If you were to ask any manager to list his or her most awkward topics of conversation with team members, personal hygiene would surely be near the top. There’s a clue in the name — yes, this time it is personal.
An office radio can be turned down, desk interruptions can be limited with a “do not disturb” email, and sunlight can be blocked with a blind. But smells are a different type of distraction. They can become pervasive, quite literally hanging in the air.
As a manager, I experienced this type of rather irritating distraction with a man I’m going to call David, a young and enthusiastic graduate I hired several years ago.
After just a few days in the office, I began to notice his unwillingness to use deodorant. And his willingness to wear dirty clothes. And then, a few days later, I became aware of a rather unpleasant bodily smell. Something had to be done.
I made sure I had the right person before any discussions began. I asked two colleagues who sat near David if they’d noticed any unusual smells. Their answers correlated with my suspicions, so I was sure I was on the right track.
Research Personal Hygiene
I carried out a little research into the most common causes of various types of poor personal hygiene, such as bad breath, unclean hair, dirty clothes, unclean hands, or particularly pungent body odor.
The last on that list was David’s main issue, and on hot days the situation became almost intolerable.
So, I arranged an informal chat with David. Remember, at this stage, I was a long way from any form of disciplinary procedure. I kept the conversation as light as possible. We chatted at the end of the day, at his desk, when almost everyone had left. I didn’t take notes.
I started with this: “This is awkward, David, but I’ve noticed a smell coming from your area of the office. Do you know anything about that?”

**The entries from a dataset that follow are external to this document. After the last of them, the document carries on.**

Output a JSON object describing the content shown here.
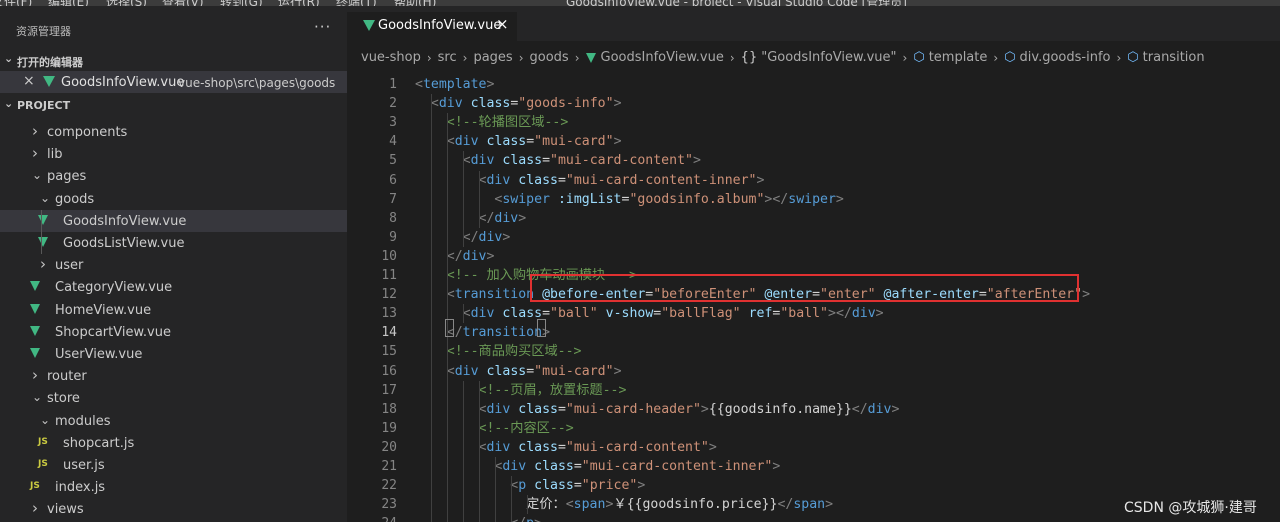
{
  "menubar": {
    "items": [
      "文件(F)",
      "编辑(E)",
      "选择(S)",
      "查看(V)",
      "转到(G)",
      "运行(R)",
      "终端(T)",
      "帮助(H)"
    ],
    "window_title": "GoodsInfoView.vue - project - Visual Studio Code [管理员]"
  },
  "sidebar": {
    "title": "资源管理器",
    "more": "···",
    "open_editors_header": "打开的编辑器",
    "open_editor": {
      "name": "GoodsInfoView.vue",
      "path": "vue-shop\\src\\pages\\goods"
    },
    "project_header": "PROJECT",
    "tree": [
      {
        "label": "components",
        "kind": "folder",
        "expanded": false,
        "depth": 2
      },
      {
        "label": "lib",
        "kind": "folder",
        "expanded": false,
        "depth": 2
      },
      {
        "label": "pages",
        "kind": "folder",
        "expanded": true,
        "depth": 2
      },
      {
        "label": "goods",
        "kind": "folder",
        "expanded": true,
        "depth": 3
      },
      {
        "label": "GoodsInfoView.vue",
        "kind": "vue",
        "depth": 4,
        "selected": true
      },
      {
        "label": "GoodsListView.vue",
        "kind": "vue",
        "depth": 4
      },
      {
        "label": "user",
        "kind": "folder",
        "expanded": false,
        "depth": 3
      },
      {
        "label": "CategoryView.vue",
        "kind": "vue",
        "depth": 3
      },
      {
        "label": "HomeView.vue",
        "kind": "vue",
        "depth": 3
      },
      {
        "label": "ShopcartView.vue",
        "kind": "vue",
        "depth": 3
      },
      {
        "label": "UserView.vue",
        "kind": "vue",
        "depth": 3
      },
      {
        "label": "router",
        "kind": "folder",
        "expanded": false,
        "depth": 2
      },
      {
        "label": "store",
        "kind": "folder",
        "expanded": true,
        "depth": 2
      },
      {
        "label": "modules",
        "kind": "folder",
        "expanded": true,
        "depth": 3
      },
      {
        "label": "shopcart.js",
        "kind": "js",
        "depth": 4
      },
      {
        "label": "user.js",
        "kind": "js",
        "depth": 4
      },
      {
        "label": "index.js",
        "kind": "js",
        "depth": 3
      },
      {
        "label": "views",
        "kind": "folder",
        "expanded": false,
        "depth": 2
      }
    ]
  },
  "editor": {
    "tab_label": "GoodsInfoView.vue",
    "breadcrumb": [
      "vue-shop",
      "src",
      "pages",
      "goods",
      "GoodsInfoView.vue",
      "\"GoodsInfoView.vue\"",
      "template",
      "div.goods-info",
      "transition"
    ],
    "current_line": 14,
    "lines": [
      [
        [
          "t",
          "<"
        ],
        [
          "tn",
          "template"
        ],
        [
          "t",
          ">"
        ]
      ],
      [
        [
          "tx",
          "  "
        ],
        [
          "t",
          "<"
        ],
        [
          "tn",
          "div"
        ],
        [
          "tx",
          " "
        ],
        [
          "at",
          "class"
        ],
        [
          "tx",
          "="
        ],
        [
          "st",
          "\"goods-info\""
        ],
        [
          "t",
          ">"
        ]
      ],
      [
        [
          "tx",
          "    "
        ],
        [
          "cm",
          "<!--轮播图区域-->"
        ]
      ],
      [
        [
          "tx",
          "    "
        ],
        [
          "t",
          "<"
        ],
        [
          "tn",
          "div"
        ],
        [
          "tx",
          " "
        ],
        [
          "at",
          "class"
        ],
        [
          "tx",
          "="
        ],
        [
          "st",
          "\"mui-card\""
        ],
        [
          "t",
          ">"
        ]
      ],
      [
        [
          "tx",
          "      "
        ],
        [
          "t",
          "<"
        ],
        [
          "tn",
          "div"
        ],
        [
          "tx",
          " "
        ],
        [
          "at",
          "class"
        ],
        [
          "tx",
          "="
        ],
        [
          "st",
          "\"mui-card-content\""
        ],
        [
          "t",
          ">"
        ]
      ],
      [
        [
          "tx",
          "        "
        ],
        [
          "t",
          "<"
        ],
        [
          "tn",
          "div"
        ],
        [
          "tx",
          " "
        ],
        [
          "at",
          "class"
        ],
        [
          "tx",
          "="
        ],
        [
          "st",
          "\"mui-card-content-inner\""
        ],
        [
          "t",
          ">"
        ]
      ],
      [
        [
          "tx",
          "          "
        ],
        [
          "t",
          "<"
        ],
        [
          "tn",
          "swiper"
        ],
        [
          "tx",
          " "
        ],
        [
          "at",
          ":imgList"
        ],
        [
          "tx",
          "="
        ],
        [
          "st",
          "\"goodsinfo.album\""
        ],
        [
          "t",
          "></"
        ],
        [
          "tn",
          "swiper"
        ],
        [
          "t",
          ">"
        ]
      ],
      [
        [
          "tx",
          "        "
        ],
        [
          "t",
          "</"
        ],
        [
          "tn",
          "div"
        ],
        [
          "t",
          ">"
        ]
      ],
      [
        [
          "tx",
          "      "
        ],
        [
          "t",
          "</"
        ],
        [
          "tn",
          "div"
        ],
        [
          "t",
          ">"
        ]
      ],
      [
        [
          "tx",
          "    "
        ],
        [
          "t",
          "</"
        ],
        [
          "tn",
          "div"
        ],
        [
          "t",
          ">"
        ]
      ],
      [
        [
          "tx",
          "    "
        ],
        [
          "cm",
          "<!-- 加入购物车动画模块 -->"
        ]
      ],
      [
        [
          "tx",
          "    "
        ],
        [
          "t",
          "<"
        ],
        [
          "tn",
          "transition"
        ],
        [
          "tx",
          " "
        ],
        [
          "at",
          "@before-enter"
        ],
        [
          "tx",
          "="
        ],
        [
          "st",
          "\"beforeEnter\""
        ],
        [
          "tx",
          " "
        ],
        [
          "at",
          "@enter"
        ],
        [
          "tx",
          "="
        ],
        [
          "st",
          "\"enter\""
        ],
        [
          "tx",
          " "
        ],
        [
          "at",
          "@after-enter"
        ],
        [
          "tx",
          "="
        ],
        [
          "st",
          "\"afterEnter\""
        ],
        [
          "t",
          ">"
        ]
      ],
      [
        [
          "tx",
          "      "
        ],
        [
          "t",
          "<"
        ],
        [
          "tn",
          "div"
        ],
        [
          "tx",
          " "
        ],
        [
          "at",
          "class"
        ],
        [
          "tx",
          "="
        ],
        [
          "st",
          "\"ball\""
        ],
        [
          "tx",
          " "
        ],
        [
          "at",
          "v-show"
        ],
        [
          "tx",
          "="
        ],
        [
          "st",
          "\"ballFlag\""
        ],
        [
          "tx",
          " "
        ],
        [
          "at",
          "ref"
        ],
        [
          "tx",
          "="
        ],
        [
          "st",
          "\"ball\""
        ],
        [
          "t",
          "></"
        ],
        [
          "tn",
          "div"
        ],
        [
          "t",
          ">"
        ]
      ],
      [
        [
          "tx",
          "    "
        ],
        [
          "t",
          "</"
        ],
        [
          "tn",
          "transition"
        ],
        [
          "t",
          ">"
        ]
      ],
      [
        [
          "tx",
          "    "
        ],
        [
          "cm",
          "<!--商品购买区域-->"
        ]
      ],
      [
        [
          "tx",
          "    "
        ],
        [
          "t",
          "<"
        ],
        [
          "tn",
          "div"
        ],
        [
          "tx",
          " "
        ],
        [
          "at",
          "class"
        ],
        [
          "tx",
          "="
        ],
        [
          "st",
          "\"mui-card\""
        ],
        [
          "t",
          ">"
        ]
      ],
      [
        [
          "tx",
          "        "
        ],
        [
          "cm",
          "<!--页眉，放置标题-->"
        ]
      ],
      [
        [
          "tx",
          "        "
        ],
        [
          "t",
          "<"
        ],
        [
          "tn",
          "div"
        ],
        [
          "tx",
          " "
        ],
        [
          "at",
          "class"
        ],
        [
          "tx",
          "="
        ],
        [
          "st",
          "\"mui-card-header\""
        ],
        [
          "t",
          ">"
        ],
        [
          "tx",
          "{{goodsinfo.name}}"
        ],
        [
          "t",
          "</"
        ],
        [
          "tn",
          "div"
        ],
        [
          "t",
          ">"
        ]
      ],
      [
        [
          "tx",
          "        "
        ],
        [
          "cm",
          "<!--内容区-->"
        ]
      ],
      [
        [
          "tx",
          "        "
        ],
        [
          "t",
          "<"
        ],
        [
          "tn",
          "div"
        ],
        [
          "tx",
          " "
        ],
        [
          "at",
          "class"
        ],
        [
          "tx",
          "="
        ],
        [
          "st",
          "\"mui-card-content\""
        ],
        [
          "t",
          ">"
        ]
      ],
      [
        [
          "tx",
          "          "
        ],
        [
          "t",
          "<"
        ],
        [
          "tn",
          "div"
        ],
        [
          "tx",
          " "
        ],
        [
          "at",
          "class"
        ],
        [
          "tx",
          "="
        ],
        [
          "st",
          "\"mui-card-content-inner\""
        ],
        [
          "t",
          ">"
        ]
      ],
      [
        [
          "tx",
          "            "
        ],
        [
          "t",
          "<"
        ],
        [
          "tn",
          "p"
        ],
        [
          "tx",
          " "
        ],
        [
          "at",
          "class"
        ],
        [
          "tx",
          "="
        ],
        [
          "st",
          "\"price\""
        ],
        [
          "t",
          ">"
        ]
      ],
      [
        [
          "tx",
          "              定价："
        ],
        [
          "t",
          "<"
        ],
        [
          "tn",
          "span"
        ],
        [
          "t",
          ">"
        ],
        [
          "tx",
          "￥{{goodsinfo.price}}"
        ],
        [
          "t",
          "</"
        ],
        [
          "tn",
          "span"
        ],
        [
          "t",
          ">"
        ]
      ],
      [
        [
          "tx",
          "            "
        ],
        [
          "t",
          "</"
        ],
        [
          "tn",
          "p"
        ],
        [
          "t",
          ">"
        ]
      ]
    ]
  },
  "watermark": "CSDN @攻城狮·建哥",
  "colors": {
    "vue_logo": "#41b883",
    "highlight_box": "#e03131",
    "tag": "#569cd6",
    "attribute": "#9cdcfe",
    "string": "#ce9178",
    "comment": "#6a9955"
  }
}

He seemed totally unaware of the problem, or the distraction his personal hygiene issue was causing the people around him, so I explained the situation from my perspective. Finally, I asked him, very politely, if he could “do something about it.”
I also made it clear that we all needed to respect our common work space. He agreed, promised to make changes, and our amicable and short meeting ended.
Sadly, after only a few days, the unmistakable smell returned, as did the dirty clothes. I spoke to David again, this time more forcefully. I explained that it was unfair to expect his colleagues to tolerate such a smell.
“Would you like it if someone else was behaving in this way?” I asked. This seemed to hit home, and his appearance noticeably improved over the next few weeks.
Maybe I could have been a little firmer with him earlier on, but we got there in the end. Thanks to the situation being dealt with quickly, informally, and with discretion, the whole incident was forgotten in a matter of days, and David became a productive member of the team.
What are your top tips for dealing with the distraction of a colleague’s personal hygiene issue? Let us know your thoughts in the comments section below. Check out our latest article, Minimizing Distractions, for more on this topic.